Additionally, because brass is softer and easier to work with than stainless steel, it may prove more cost effective if you plan on machining or welding it into shapes or components.
Strength and Durability
If you're looking for a tough material to withstand the test of time, stainless steel and brass are both great contenders - but one's certainly tougher than the other!
Both materials have their own unique strengths and weaknesses that must be considered when deciding which is better suited for your project. When comparing stainless steel vs brass in terms of strength and durability, there are several factors to consider.
Stainless steel has a tensile strength of about 80-200 ksi while brass generally ranges from 25-45 ksi. This makes stainless steel much more resistant to bending or breaking than brass. Additionally, stainless steel does not corrode easily due to its chromium content, making it an ideal choice for outdoor projects or areas exposed to moisture.
On the other hand, brass can corrode quickly if exposed to acidic environments or left outdoors unprotected. Brass also tends to be slightly softer than stainless steel and is more prone to dents or scratches over time.
Overall, stainless steel is significantly stronger and more durable than brass in most cases.
When it comes to corrosion resistance, stainless steel is far more resistant than brass, making it a great choice for projects exposed to moisture or acidic environments. Stainless steel contains chromium and nickel alloys which create a protective layer on its surface when exposed to oxygen. This layer acts as a barrier against rusting and other forms of corrosion.
Brass, however, has a higher copper content which makes it susceptible to environmental threats that can cause tarnishing or discoloration over time.
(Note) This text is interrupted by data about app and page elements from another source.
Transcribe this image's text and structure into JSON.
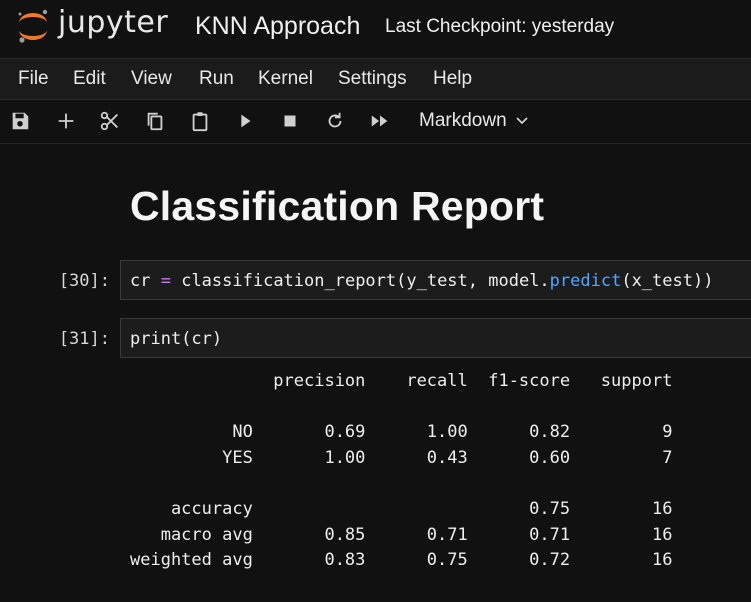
{
  "header": {
    "logo_text": "jupyter",
    "notebook_title": "KNN Approach",
    "checkpoint": "Last Checkpoint: yesterday"
  },
  "menu": [
    "File",
    "Edit",
    "View",
    "Run",
    "Kernel",
    "Settings",
    "Help"
  ],
  "toolbar": {
    "icons": [
      "save-icon",
      "add-cell-icon",
      "cut-icon",
      "copy-icon",
      "paste-icon",
      "run-icon",
      "stop-icon",
      "restart-icon",
      "fast-forward-icon"
    ],
    "cell_type": "Markdown"
  },
  "cells": {
    "heading": "Classification Report",
    "cell30": {
      "prompt": "[30]:",
      "code_parts": [
        "cr ",
        "=",
        " classification_report(y_test, model.",
        "predict",
        "(x_test))"
      ]
    },
    "cell31": {
      "prompt": "[31]:",
      "code": "print(cr)"
    }
  },
  "report": {
    "lines": [
      "              precision    recall  f1-score   support",
      "",
      "          NO       0.69      1.00      0.82         9",
      "         YES       1.00      0.43      0.60         7",
      "",
      "    accuracy                           0.75        16",
      "   macro avg       0.85      0.71      0.71        16",
      "weighted avg       0.83      0.75      0.72        16"
    ]
  },
  "colors": {
    "background": "#111111",
    "logo_orange": "#f37726",
    "keyword_purple": "#c97be6",
    "function_blue": "#4fa7ff"
  }
}
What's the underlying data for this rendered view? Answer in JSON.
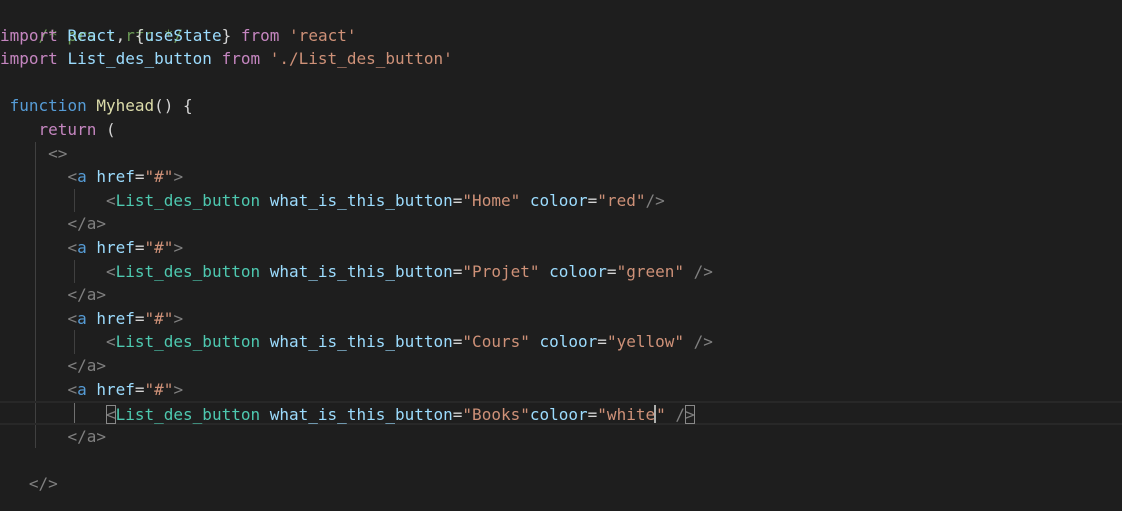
{
  "code": {
    "line1": "/* prs : rfc */",
    "line2": {
      "kw_import": "import",
      "ident": "React",
      "comma": ",",
      "brace_open": "{",
      "use_state": "useState",
      "brace_close": "}",
      "kw_from": "from",
      "module": "'react'"
    },
    "line3": {
      "kw_import": "import",
      "ident": "List_des_button",
      "kw_from": "from",
      "module": "'./List_des_button'"
    },
    "line5": {
      "kw_function": "function",
      "name": "Myhead",
      "parens": "()",
      "brace": "{"
    },
    "line6": {
      "kw_return": "return",
      "paren": "("
    },
    "line7": {
      "fragment_open": "<>"
    },
    "anchor": {
      "open_lt": "<",
      "tag": "a",
      "attr": "href",
      "eq": "=",
      "value": "\"#\"",
      "gt": ">",
      "close": "</a>"
    },
    "component_name": "List_des_button",
    "prop1": "what_is_this_button",
    "prop2": "coloor",
    "buttons": [
      {
        "label": "\"Home\"",
        "color": "\"red\"",
        "tail": "/>"
      },
      {
        "label": "\"Projet\"",
        "color": "\"green\"",
        "tail": " />"
      },
      {
        "label": "\"Cours\"",
        "color": "\"yellow\"",
        "tail": " />"
      },
      {
        "label": "\"Books\"",
        "color_a": "\"white",
        "color_b": "\"",
        "tail": " />"
      }
    ],
    "fragment_close": "</>"
  },
  "colors": {
    "background": "#1e1e1e",
    "comment": "#6a9955",
    "control_keyword": "#c586c0",
    "keyword": "#569cd6",
    "function": "#dcdcaa",
    "variable": "#9cdcfe",
    "string": "#ce9178",
    "component": "#4ec9b0",
    "bracket": "#808080"
  }
}
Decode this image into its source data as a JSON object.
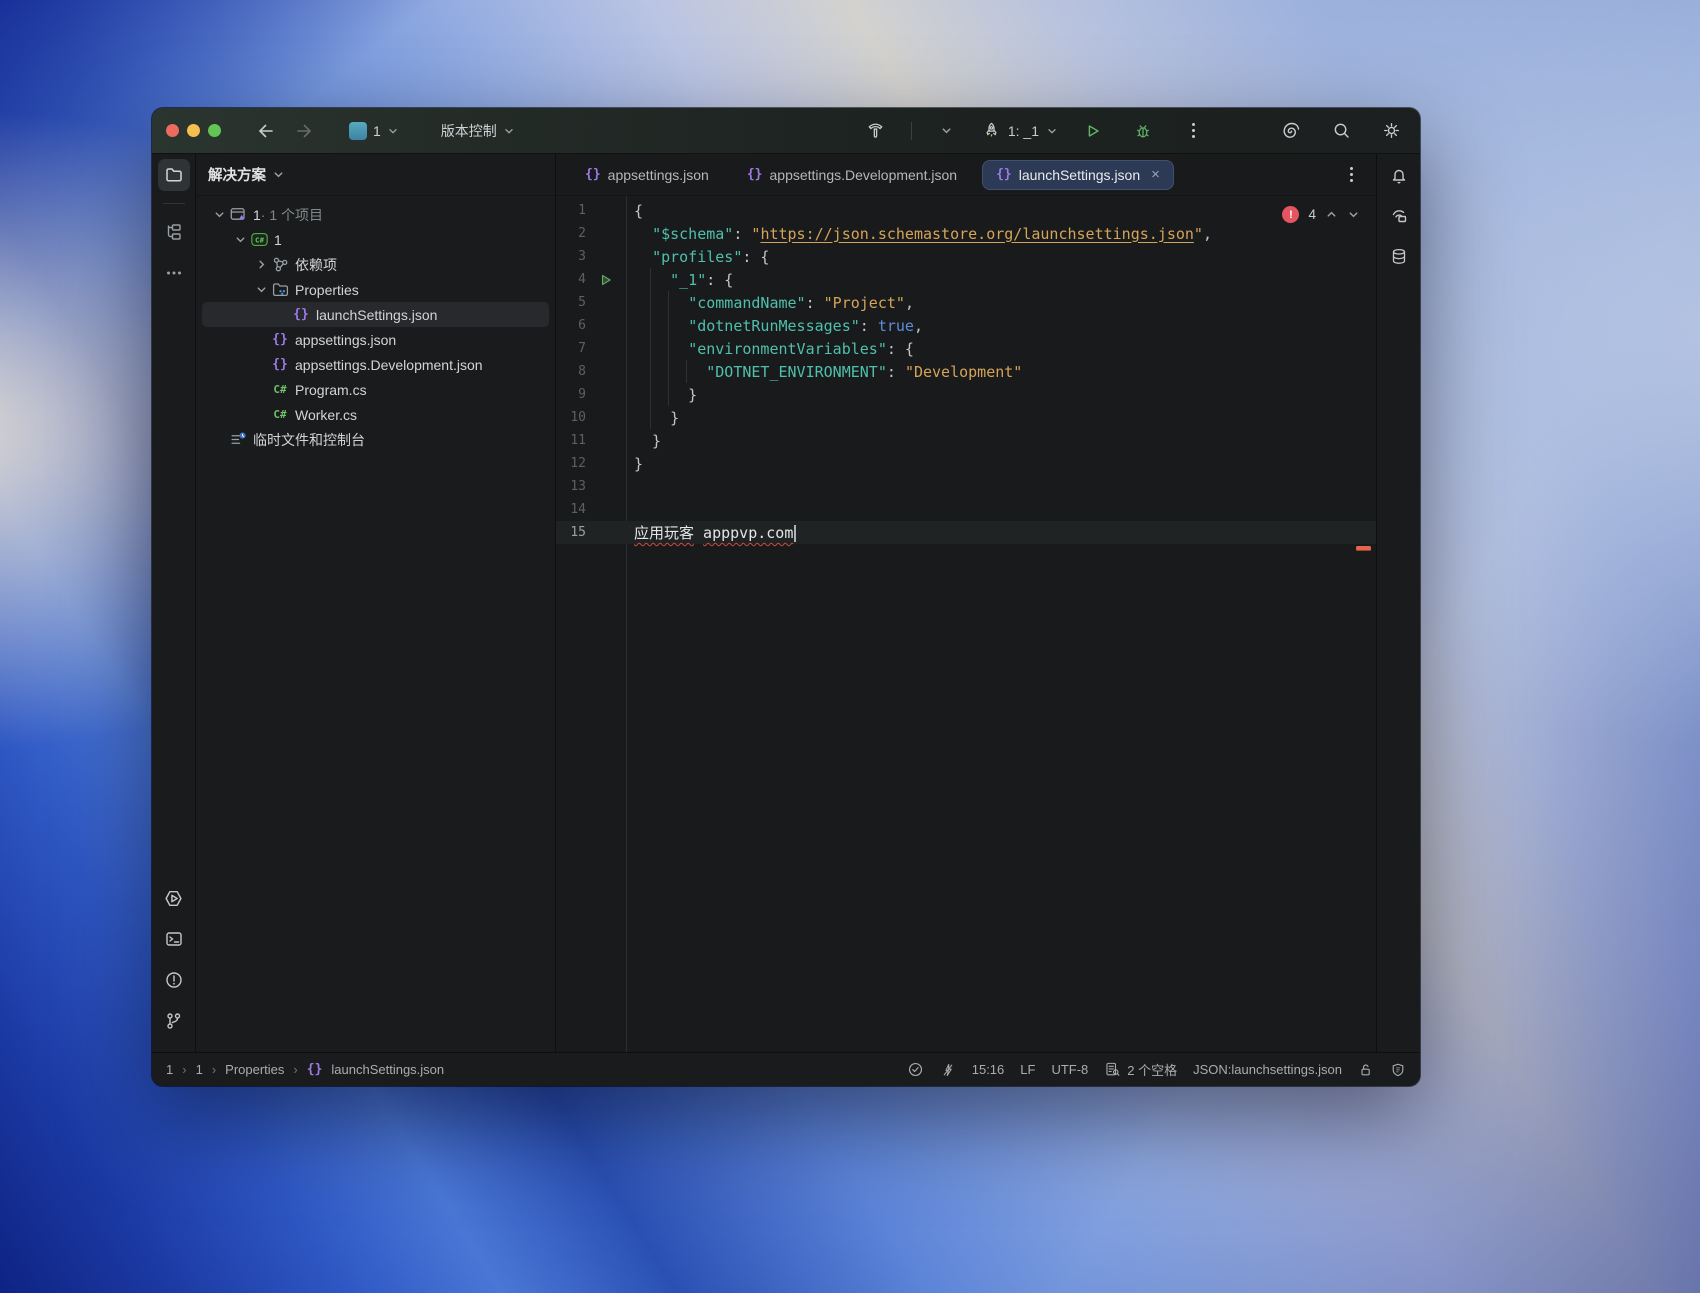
{
  "titlebar": {
    "project_number": "1",
    "vcs": "版本控制",
    "run_config": "1: _1"
  },
  "explorer": {
    "header": "解决方案",
    "items": [
      {
        "depth": 0,
        "chevron": "down",
        "icon": "solution",
        "label": "1",
        "label_dim": " · 1 个项目"
      },
      {
        "depth": 1,
        "chevron": "down",
        "icon": "csproj",
        "label": "1"
      },
      {
        "depth": 2,
        "chevron": "right",
        "icon": "deps",
        "label": "依赖项"
      },
      {
        "depth": 2,
        "chevron": "down",
        "icon": "folder_props",
        "label": "Properties"
      },
      {
        "depth": 3,
        "chevron": "none",
        "icon": "json",
        "label": "launchSettings.json",
        "selected": true
      },
      {
        "depth": 2,
        "chevron": "none",
        "icon": "json",
        "label": "appsettings.json"
      },
      {
        "depth": 2,
        "chevron": "none",
        "icon": "json",
        "label": "appsettings.Development.json"
      },
      {
        "depth": 2,
        "chevron": "none",
        "icon": "cs",
        "label": "Program.cs"
      },
      {
        "depth": 2,
        "chevron": "none",
        "icon": "cs",
        "label": "Worker.cs"
      },
      {
        "depth": 0,
        "chevron": "none",
        "icon": "scratch",
        "label": "临时文件和控制台"
      }
    ]
  },
  "tabs": [
    {
      "label": "appsettings.json",
      "active": false
    },
    {
      "label": "appsettings.Development.json",
      "active": false
    },
    {
      "label": "launchSettings.json",
      "active": true
    }
  ],
  "editor": {
    "error_count": "4",
    "lines": [
      {
        "n": "1",
        "tokens": [
          {
            "t": "{",
            "c": "p"
          }
        ]
      },
      {
        "n": "2",
        "tokens": [
          {
            "t": "  ",
            "c": "p"
          },
          {
            "t": "\"$schema\"",
            "c": "k"
          },
          {
            "t": ": ",
            "c": "p"
          },
          {
            "t": "\"",
            "c": "s"
          },
          {
            "t": "https://json.schemastore.org/launchsettings.json",
            "c": "su"
          },
          {
            "t": "\"",
            "c": "s"
          },
          {
            "t": ",",
            "c": "p"
          }
        ]
      },
      {
        "n": "3",
        "tokens": [
          {
            "t": "  ",
            "c": "p"
          },
          {
            "t": "\"profiles\"",
            "c": "k"
          },
          {
            "t": ": {",
            "c": "p"
          }
        ]
      },
      {
        "n": "4",
        "run": true,
        "tokens": [
          {
            "t": "    ",
            "c": "p"
          },
          {
            "t": "\"_1\"",
            "c": "k"
          },
          {
            "t": ": {",
            "c": "p"
          }
        ]
      },
      {
        "n": "5",
        "tokens": [
          {
            "t": "      ",
            "c": "p"
          },
          {
            "t": "\"commandName\"",
            "c": "k"
          },
          {
            "t": ": ",
            "c": "p"
          },
          {
            "t": "\"Project\"",
            "c": "s"
          },
          {
            "t": ",",
            "c": "p"
          }
        ]
      },
      {
        "n": "6",
        "tokens": [
          {
            "t": "      ",
            "c": "p"
          },
          {
            "t": "\"dotnetRunMessages\"",
            "c": "k"
          },
          {
            "t": ": ",
            "c": "p"
          },
          {
            "t": "true",
            "c": "b"
          },
          {
            "t": ",",
            "c": "p"
          }
        ]
      },
      {
        "n": "7",
        "tokens": [
          {
            "t": "      ",
            "c": "p"
          },
          {
            "t": "\"environmentVariables\"",
            "c": "k"
          },
          {
            "t": ": {",
            "c": "p"
          }
        ]
      },
      {
        "n": "8",
        "tokens": [
          {
            "t": "        ",
            "c": "p"
          },
          {
            "t": "\"DOTNET_ENVIRONMENT\"",
            "c": "k"
          },
          {
            "t": ": ",
            "c": "p"
          },
          {
            "t": "\"Development\"",
            "c": "s"
          }
        ]
      },
      {
        "n": "9",
        "tokens": [
          {
            "t": "      }",
            "c": "p"
          }
        ]
      },
      {
        "n": "10",
        "tokens": [
          {
            "t": "    }",
            "c": "p"
          }
        ]
      },
      {
        "n": "11",
        "tokens": [
          {
            "t": "  }",
            "c": "p"
          }
        ]
      },
      {
        "n": "12",
        "tokens": [
          {
            "t": "}",
            "c": "p"
          }
        ]
      },
      {
        "n": "13",
        "tokens": []
      },
      {
        "n": "14",
        "tokens": []
      },
      {
        "n": "15",
        "current": true,
        "caret": true,
        "tokens": [
          {
            "t": "应用玩客",
            "c": "terr"
          },
          {
            "t": " ",
            "c": "t"
          },
          {
            "t": "apppvp.com",
            "c": "terr"
          }
        ]
      }
    ]
  },
  "statusbar": {
    "breadcrumbs": [
      "1",
      "1",
      "Properties"
    ],
    "breadcrumb_file": "launchSettings.json",
    "caret": "15:16",
    "line_sep": "LF",
    "encoding": "UTF-8",
    "indent": "2 个空格",
    "filetype": "JSON:launchsettings.json"
  },
  "colors": {
    "active_tab_bg": "#2d3a55",
    "error_red": "#e55561",
    "stripe_orange": "#e2664d",
    "run_green": "#5fb365",
    "json_purple": "#9d7ae8",
    "key_teal": "#4fc0ad",
    "string_gold": "#d5a458",
    "bool_blue": "#5d8ce0",
    "project_badge_teal": "#4b9cb5"
  }
}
In order for brass to stand up against the elements, it must be coated with lacquer or another type of sealant in order to provide protection.
In summary, stainless steel offers superior corrosion resistance compared to brass due to its protective barrier created by the chromium and nickel alloys. Additionally, brass requires additional protection through coating in order for it to withstand environmental conditions such as moisture or acidic environments. For this reason, stainless steel is often chosen as the preferred material when selecting metals for projects that will be exposed to these types of conditions.
You'll find that stainless steel and brass offer different aesthetics - the former appearing sleek and cool like a mirror, the latter warm and inviting like a sunset. For many people, stainless steel has come to symbolize modernity, while brass embodies classic elegance.
Stainless steel is often used in industrial settings due to its durability and non-corrosive properties, while brass is often used for decorative accents or furnishings as its malleability allows it to be molded into intricate shapes.
In terms of color, stainless steel tends to take on a gray hue over time from oxidation caused by exposure to air and water. Brass can also oxidize but usually takes on an attractive patina which gives it a unique character as it ages.
Both materials are easily polished with appropriate cleaning products or cloths to bring out their natural shine if desired. Ultimately, it's up to each individual's taste as both materials can be used in combination for an eye-catching look that celebrates the best of both worlds.
We've explored the differences between stainless steel and brass in great detail. It's clear that both materials have their advantages and drawbacks depending on the application, but overall it's quite remarkable how much they can differ.
For instance, stainless steel is significantly more expensive than brass but offers superior corrosion resistance. On the other hand, brass has a much higher strength-to-weight ratio and is far more resistant to wear and tear. Surprisingly, one interesting statistic is that brass can be up to five times cheaper than stainless steel for certain applications!
In conclusion, it's important to consider all of these factors when deciding which material is best suited for your needs.